No wonder people use to believe in “spontaneous generation”—the theory that insects and other small living things can arise from dead matter without going through a cycle of birth, reproduction and death. Fruit flies (Drosophila) were thought to come from rotting meat. In 1859, Louis Pasteur, a French scientist, debunked this theory. His laboratory experiments proved that fruit flies mated and had tiny offspring just like other living things.
Fruit flies spend their whole lives on decaying fruits and vegetables. Mama Drosophila lays her eggs on a piece of fruit, they hatch there, and her offspring eat their bedding. Nature gave them the perfect mouth for extracting moisture from fruit flesh. Because their eyesight is excellent, they can see danger approaching. Even a shadow cast across the kitchen counter spooks them. Off they fly, zigzagging out of reach.

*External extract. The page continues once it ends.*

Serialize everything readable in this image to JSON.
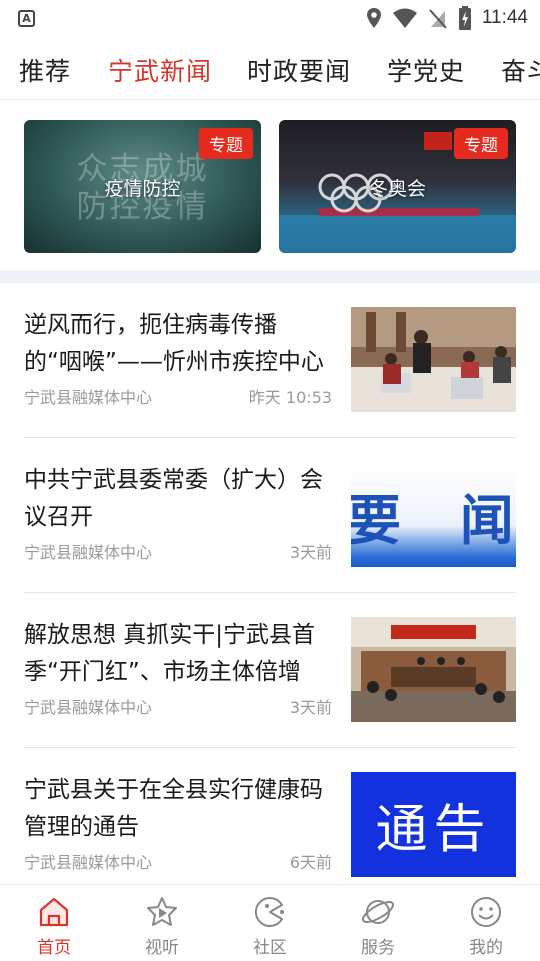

Wikipedia calls fruit flies “major pests in the world.” The only way to escape them is to move to Antarctica.
Fruit flies aren’t completely useless. They help genetic researchers study inherited diseases. Over half of the diseases afflicting humans have a match in the genetic code of fruit flies. Laboratory scientists always have a fresh supply on hand because Drosophila live only a few days and produce about a gazillion eggs.
* * *